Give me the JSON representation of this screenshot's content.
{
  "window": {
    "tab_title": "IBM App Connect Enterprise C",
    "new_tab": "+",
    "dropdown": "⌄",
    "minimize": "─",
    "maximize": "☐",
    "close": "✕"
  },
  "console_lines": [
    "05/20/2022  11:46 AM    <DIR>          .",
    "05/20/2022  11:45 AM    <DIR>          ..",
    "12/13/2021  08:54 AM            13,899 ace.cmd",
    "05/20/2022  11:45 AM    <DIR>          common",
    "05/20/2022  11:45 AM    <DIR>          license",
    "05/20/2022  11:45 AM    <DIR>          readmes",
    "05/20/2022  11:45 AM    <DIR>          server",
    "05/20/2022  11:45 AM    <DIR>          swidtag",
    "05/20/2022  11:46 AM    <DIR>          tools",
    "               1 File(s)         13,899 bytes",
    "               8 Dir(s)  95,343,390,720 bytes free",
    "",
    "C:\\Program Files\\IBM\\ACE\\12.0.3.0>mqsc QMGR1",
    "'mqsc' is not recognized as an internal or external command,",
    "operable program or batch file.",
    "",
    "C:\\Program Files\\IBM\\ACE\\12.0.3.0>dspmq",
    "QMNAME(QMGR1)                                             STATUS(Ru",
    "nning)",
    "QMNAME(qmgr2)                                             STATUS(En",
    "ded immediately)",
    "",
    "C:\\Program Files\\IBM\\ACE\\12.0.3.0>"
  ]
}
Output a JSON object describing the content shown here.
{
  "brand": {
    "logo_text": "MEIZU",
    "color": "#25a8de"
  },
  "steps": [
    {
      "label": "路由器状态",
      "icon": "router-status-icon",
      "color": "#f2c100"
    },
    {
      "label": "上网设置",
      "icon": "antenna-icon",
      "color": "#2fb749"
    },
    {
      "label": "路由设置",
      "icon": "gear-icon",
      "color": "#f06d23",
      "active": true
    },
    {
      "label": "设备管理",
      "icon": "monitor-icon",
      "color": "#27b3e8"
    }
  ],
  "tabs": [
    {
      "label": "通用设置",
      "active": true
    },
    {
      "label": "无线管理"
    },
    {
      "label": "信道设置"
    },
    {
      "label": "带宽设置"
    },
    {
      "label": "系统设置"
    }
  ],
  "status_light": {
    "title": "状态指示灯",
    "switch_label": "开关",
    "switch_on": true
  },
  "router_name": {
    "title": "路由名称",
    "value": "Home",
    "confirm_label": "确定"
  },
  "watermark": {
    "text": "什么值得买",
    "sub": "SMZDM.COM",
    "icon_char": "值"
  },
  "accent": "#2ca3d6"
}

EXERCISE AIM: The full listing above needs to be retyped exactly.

FINISHED TASK:
Give me the JSON representation of this screenshot's content.
{
  "window": {
    "tab_title": "IBM App Connect Enterprise C",
    "new_tab": "+",
    "dropdown": "⌄",
    "minimize": "─",
    "maximize": "☐",
    "close": "✕"
  },
  "console_lines": [
    "05/20/2022  11:46 AM    <DIR>          .",
    "05/20/2022  11:45 AM    <DIR>          ..",
    "12/13/2021  08:54 AM            13,899 ace.cmd",
    "05/20/2022  11:45 AM    <DIR>          common",
    "05/20/2022  11:45 AM    <DIR>          license",
    "05/20/2022  11:45 AM    <DIR>          readmes",
    "05/20/2022  11:45 AM    <DIR>          server",
    "05/20/2022  11:45 AM    <DIR>          swidtag",
    "05/20/2022  11:46 AM    <DIR>          tools",
    "               1 File(s)         13,899 bytes",
    "               8 Dir(s)  95,343,390,720 bytes free",
    "",
    "C:\\Program Files\\IBM\\ACE\\12.0.3.0>mqsc QMGR1",
    "'mqsc' is not recognized as an internal or external command,",
    "operable program or batch file.",
    "",
    "C:\\Program Files\\IBM\\ACE\\12.0.3.0>dspmq",
    "QMNAME(QMGR1)                                             STATUS(Ru",
    "nning)",
    "QMNAME(qmgr2)                                             STATUS(En",
    "ded immediately)",
    "",
    "C:\\Program Files\\IBM\\ACE\\12.0.3.0>"
  ]
}
Output a JSON object describing the content shown here.
{
  "brand": {
    "logo_text": "MEIZU",
    "color": "#25a8de"
  },
  "steps": [
    {
      "label": "路由器状态",
      "icon": "router-status-icon",
      "color": "#f2c100"
    },
    {
      "label": "上网设置",
      "icon": "antenna-icon",
      "color": "#2fb749"
    },
    {
      "label": "路由设置",
      "icon": "gear-icon",
      "color": "#f06d23",
      "active": true
    },
    {
      "label": "设备管理",
      "icon": "monitor-icon",
      "color": "#27b3e8"
    }
  ],
  "tabs": [
    {
      "label": "通用设置",
      "active": true
    },
    {
      "label": "无线管理"
    },
    {
      "label": "信道设置"
    },
    {
      "label": "带宽设置"
    },
    {
      "label": "系统设置"
    }
  ],
  "status_light": {
    "title": "状态指示灯",
    "switch_label": "开关",
    "switch_on": true
  },
  "router_name": {
    "title": "路由名称",
    "value": "Home",
    "confirm_label": "确定"
  },
  "watermark": {
    "text": "什么值得买",
    "sub": "SMZDM.COM",
    "icon_char": "值"
  },
  "accent": "#2ca3d6"
}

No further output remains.